Report every line of the listing below in which the string "Verzeichnis" occurs.
Start of DATA FOR PROCESSING
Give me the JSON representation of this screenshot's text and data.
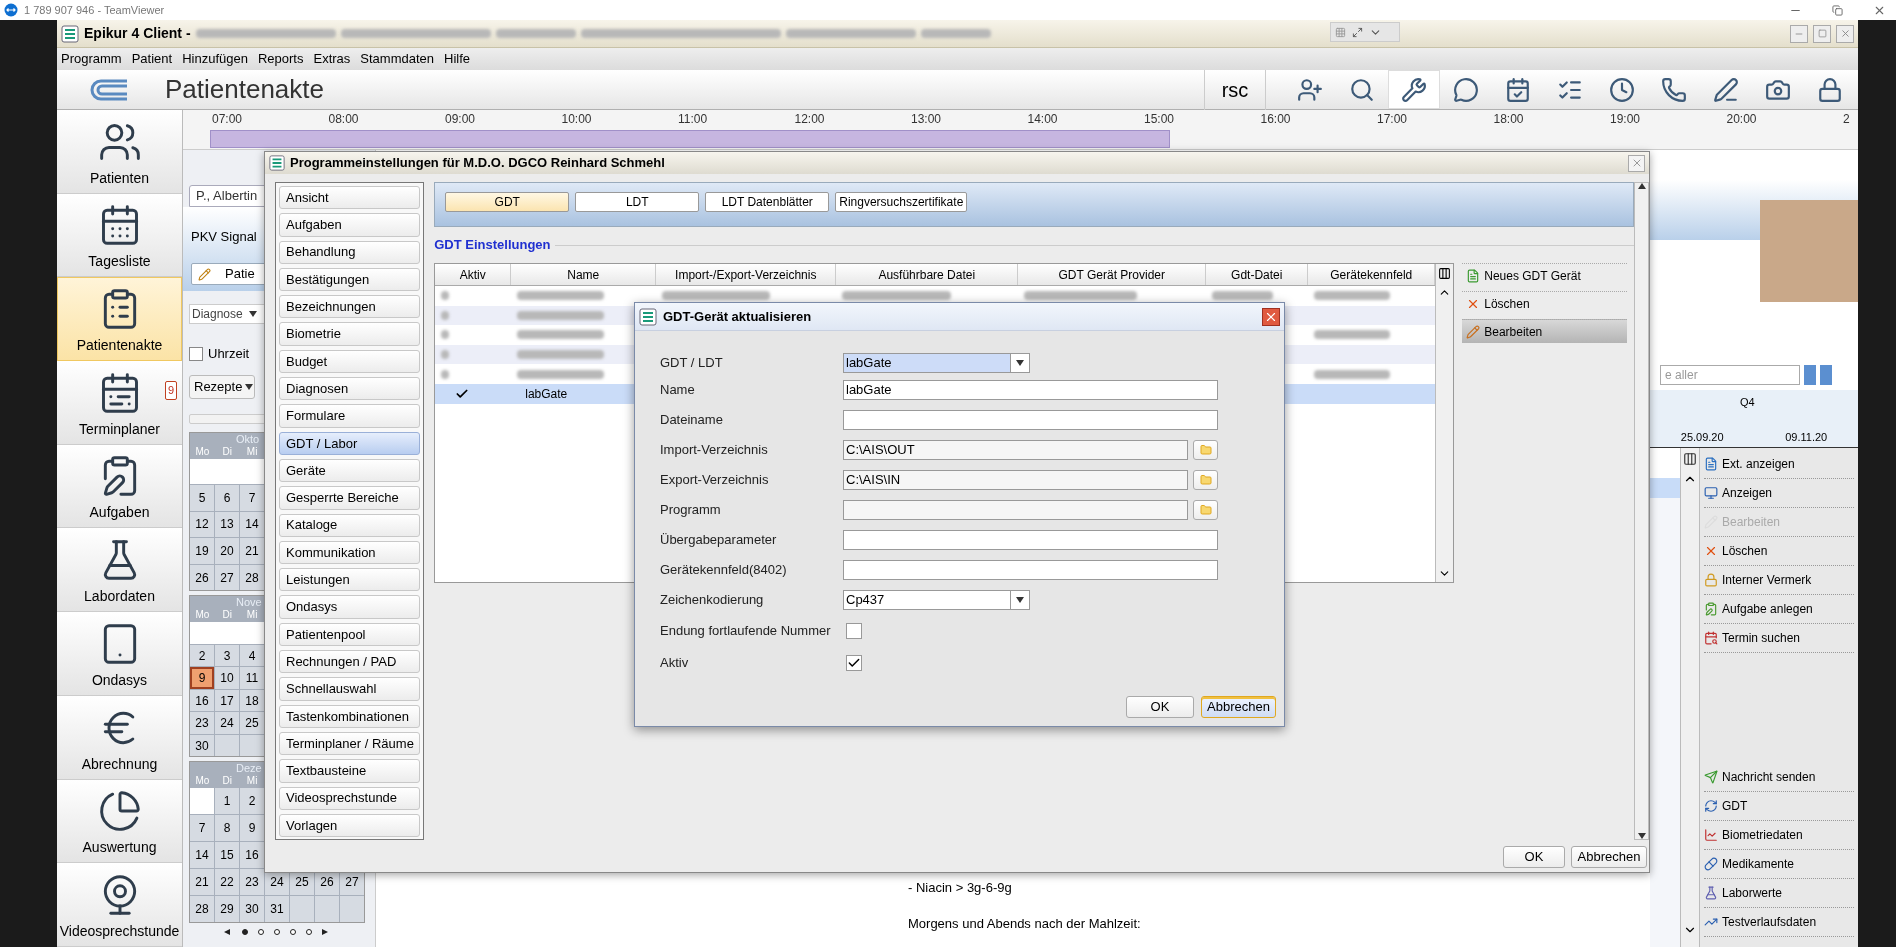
{
  "teamviewer": {
    "title": "1 789 907 946 - TeamViewer"
  },
  "app_window": {
    "title": "Epikur 4 Client -"
  },
  "menu": [
    "Programm",
    "Patient",
    "Hinzufügen",
    "Reports",
    "Extras",
    "Stammdaten",
    "Hilfe"
  ],
  "header": {
    "title": "Patientenakte",
    "user": "rsc",
    "toolbar": [
      {
        "kind": "add-patient",
        "selected": false
      },
      {
        "kind": "search-calendar",
        "selected": false
      },
      {
        "kind": "tools",
        "selected": true
      },
      {
        "kind": "chat",
        "selected": false
      },
      {
        "kind": "clipboard-calendar",
        "selected": false
      },
      {
        "kind": "clipboard-check",
        "selected": false
      },
      {
        "kind": "clipboard-clock",
        "selected": false
      },
      {
        "kind": "clipboard-phone",
        "selected": false
      },
      {
        "kind": "list-pen",
        "selected": false
      },
      {
        "kind": "camera",
        "selected": false
      },
      {
        "kind": "user-lock",
        "selected": false
      }
    ]
  },
  "nav": [
    {
      "label": "Patienten",
      "selected": false
    },
    {
      "label": "Tagesliste",
      "selected": false
    },
    {
      "label": "Patientenakte",
      "selected": true
    },
    {
      "label": "Terminplaner",
      "selected": false,
      "badge": "9"
    },
    {
      "label": "Aufgaben",
      "selected": false
    },
    {
      "label": "Labordaten",
      "selected": false
    },
    {
      "label": "Ondasys",
      "selected": false
    },
    {
      "label": "Abrechnung",
      "selected": false
    },
    {
      "label": "Auswertung",
      "selected": false
    },
    {
      "label": "Videosprechstunde",
      "selected": false
    }
  ],
  "timeline": {
    "hours": [
      "07:00",
      "08:00",
      "09:00",
      "10:00",
      "11:00",
      "12:00",
      "13:00",
      "14:00",
      "15:00",
      "16:00",
      "17:00",
      "18:00",
      "19:00",
      "20:00",
      "2"
    ]
  },
  "patient_panel": {
    "tab": "P., Albertin",
    "insurance": "PKV Signal",
    "patient_button": "Patie",
    "diagnosis_dropdown": "Diagnose",
    "time_checkbox": {
      "label": "Uhrzeit",
      "checked": false
    },
    "prescriptions_button": "Rezepte"
  },
  "calendar": {
    "months": [
      {
        "name": "Okto",
        "weekdays": [
          "Mo",
          "Di",
          "Mi"
        ],
        "weeks": [
          {
            "kind": "blank"
          },
          [
            {
              "day": "5",
              "selected": false
            },
            {
              "day": "6",
              "selected": false
            },
            {
              "day": "7",
              "selected": false
            }
          ],
          [
            {
              "day": "12",
              "selected": false
            },
            {
              "day": "13",
              "selected": false
            },
            {
              "day": "14",
              "selected": false
            }
          ],
          [
            {
              "day": "19",
              "selected": false
            },
            {
              "day": "20",
              "selected": false
            },
            {
              "day": "21",
              "selected": false
            }
          ],
          [
            {
              "day": "26",
              "selected": false
            },
            {
              "day": "27",
              "selected": false
            },
            {
              "day": "28",
              "selected": false
            }
          ]
        ]
      },
      {
        "name": "Nove",
        "weekdays": [
          "Mo",
          "Di",
          "Mi"
        ],
        "weeks": [
          {
            "kind": "blank"
          },
          [
            {
              "day": "2",
              "selected": false
            },
            {
              "day": "3",
              "selected": false
            },
            {
              "day": "4",
              "selected": false
            }
          ],
          [
            {
              "day": "9",
              "selected": true
            },
            {
              "day": "10",
              "selected": false
            },
            {
              "day": "11",
              "selected": false
            }
          ],
          [
            {
              "day": "16",
              "selected": false
            },
            {
              "day": "17",
              "selected": false
            },
            {
              "day": "18",
              "selected": false
            }
          ],
          [
            {
              "day": "23",
              "selected": false
            },
            {
              "day": "24",
              "selected": false
            },
            {
              "day": "25",
              "selected": false
            }
          ],
          [
            {
              "day": "30",
              "selected": false
            }
          ]
        ]
      },
      {
        "name": "Deze",
        "weekdays": [
          "Mo",
          "Di",
          "Mi"
        ],
        "weeks": [
          {
            "kind": "month_start",
            "days": [
              {
                "day": "1",
                "selected": false
              },
              {
                "day": "2",
                "selected": false
              }
            ]
          },
          [
            {
              "day": "7",
              "selected": false
            },
            {
              "day": "8",
              "selected": false
            },
            {
              "day": "9",
              "selected": false
            }
          ],
          [
            {
              "day": "14",
              "selected": false
            },
            {
              "day": "15",
              "selected": false
            },
            {
              "day": "16",
              "selected": false
            }
          ],
          [
            {
              "day": "21",
              "selected": false
            },
            {
              "day": "22",
              "selected": false
            },
            {
              "day": "23",
              "selected": false
            },
            {
              "day": "24",
              "selected": false
            },
            {
              "day": "25",
              "selected": false
            },
            {
              "day": "26",
              "selected": false
            },
            {
              "day": "27",
              "selected": false
            }
          ],
          [
            {
              "day": "28",
              "selected": false
            },
            {
              "day": "29",
              "selected": false
            },
            {
              "day": "30",
              "selected": false
            },
            {
              "day": "31",
              "selected": false
            }
          ]
        ]
      }
    ],
    "pager": [
      {
        "selected": true
      },
      {
        "selected": false
      },
      {
        "selected": false
      },
      {
        "selected": false
      },
      {
        "selected": false
      }
    ]
  },
  "notes": [
    "- Niacin > 3g-6-9g",
    "Morgens und Abends nach der Mahlzeit:"
  ],
  "right_panel": {
    "search_value": "e aller",
    "period": "Q4",
    "dates": [
      "25.09.20",
      "09.11.20"
    ],
    "actions_top": [
      {
        "label": "Ext. anzeigen",
        "disabled": false
      },
      {
        "label": "Anzeigen",
        "disabled": false
      },
      {
        "label": "Bearbeiten",
        "disabled": true
      },
      {
        "label": "Löschen",
        "disabled": false
      },
      {
        "label": "Interner Vermerk",
        "disabled": false
      },
      {
        "label": "Aufgabe anlegen",
        "disabled": false
      },
      {
        "label": "Termin suchen",
        "disabled": false
      }
    ],
    "actions_bottom": [
      {
        "label": "Nachricht senden",
        "disabled": false
      },
      {
        "label": "GDT",
        "disabled": false
      },
      {
        "label": "Biometriedaten",
        "disabled": false
      },
      {
        "label": "Medikamente",
        "disabled": false
      },
      {
        "label": "Laborwerte",
        "disabled": false
      },
      {
        "label": "Testverlaufsdaten",
        "disabled": false
      }
    ]
  },
  "settings_dialog": {
    "title": "Programmeinstellungen für M.D.O. DGCO Reinhard Schmehl",
    "categories": [
      {
        "label": "Ansicht",
        "selected": false
      },
      {
        "label": "Aufgaben",
        "selected": false
      },
      {
        "label": "Behandlung",
        "selected": false
      },
      {
        "label": "Bestätigungen",
        "selected": false
      },
      {
        "label": "Bezeichnungen",
        "selected": false
      },
      {
        "label": "Biometrie",
        "selected": false
      },
      {
        "label": "Budget",
        "selected": false
      },
      {
        "label": "Diagnosen",
        "selected": false
      },
      {
        "label": "Formulare",
        "selected": false
      },
      {
        "label": "GDT / Labor",
        "selected": true
      },
      {
        "label": "Geräte",
        "selected": false
      },
      {
        "label": "Gesperrte Bereiche",
        "selected": false
      },
      {
        "label": "Kataloge",
        "selected": false
      },
      {
        "label": "Kommunikation",
        "selected": false
      },
      {
        "label": "Leistungen",
        "selected": false
      },
      {
        "label": "Ondasys",
        "selected": false
      },
      {
        "label": "Patientenpool",
        "selected": false
      },
      {
        "label": "Rechnungen / PAD",
        "selected": false
      },
      {
        "label": "Schnellauswahl",
        "selected": false
      },
      {
        "label": "Tastenkombinationen",
        "selected": false
      },
      {
        "label": "Terminplaner / Räume",
        "selected": false
      },
      {
        "label": "Textbausteine",
        "selected": false
      },
      {
        "label": "Videosprechstunde",
        "selected": false
      },
      {
        "label": "Vorlagen",
        "selected": false
      }
    ],
    "tabs": [
      {
        "label": "GDT",
        "selected": true
      },
      {
        "label": "LDT",
        "selected": false
      },
      {
        "label": "LDT Datenblätter",
        "selected": false
      },
      {
        "label": "Ringversuchszertifikate",
        "selected": false
      }
    ],
    "section_title": "GDT Einstellungen",
    "table": {
      "columns": [
        "Aktiv",
        "Name",
        "Import-/Export-Verzeichnis",
        "Ausführbare Datei",
        "GDT Gerät Provider",
        "Gdt-Datei",
        "Gerätekennfeld"
      ],
      "rows": [
        {
          "kind": "redacted"
        },
        {
          "kind": "redacted"
        },
        {
          "kind": "redacted"
        },
        {
          "kind": "redacted"
        },
        {
          "kind": "redacted"
        },
        {
          "kind": "entry",
          "aktiv": true,
          "name": "labGate",
          "selected": true
        }
      ]
    },
    "side_buttons": [
      {
        "label": "Neues GDT Gerät",
        "selected": false
      },
      {
        "label": "Löschen",
        "selected": false
      },
      {
        "label": "Bearbeiten",
        "selected": true
      }
    ],
    "buttons": [
      "OK",
      "Abbrechen"
    ]
  },
  "gdt_dialog": {
    "title": "GDT-Gerät aktualisieren",
    "fields": [
      {
        "kind": "combo",
        "label": "GDT / LDT",
        "value": "labGate",
        "focused": true
      },
      {
        "kind": "text",
        "label": "Name",
        "value": "labGate"
      },
      {
        "kind": "text",
        "label": "Dateiname"
      },
      {
        "kind": "path",
        "label": "Import-Verzeichnis",
        "value": "C:\\AIS\\OUT"
      },
      {
        "kind": "path",
        "label": "Export-Verzeichnis",
        "value": "C:\\AIS\\IN"
      },
      {
        "kind": "path",
        "label": "Programm"
      },
      {
        "kind": "text",
        "label": "Übergabeparameter"
      },
      {
        "kind": "text",
        "label": "Gerätekennfeld(8402)"
      },
      {
        "kind": "combo",
        "label": "Zeichenkodierung",
        "value": "Cp437",
        "focused": false
      },
      {
        "kind": "checkbox",
        "label": "Endung fortlaufende Nummer",
        "checked": false
      },
      {
        "kind": "checkbox",
        "label": "Aktiv",
        "checked": true
      }
    ],
    "buttons": [
      {
        "label": "OK",
        "selected": false
      },
      {
        "label": "Abbrechen",
        "selected": true
      }
    ]
  }
}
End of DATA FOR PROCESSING
RESPONSE TO THIS EXERCISE:
        "Import-/Export-Verzeichnis",
        "label": "Import-Verzeichnis",
        "label": "Export-Verzeichnis",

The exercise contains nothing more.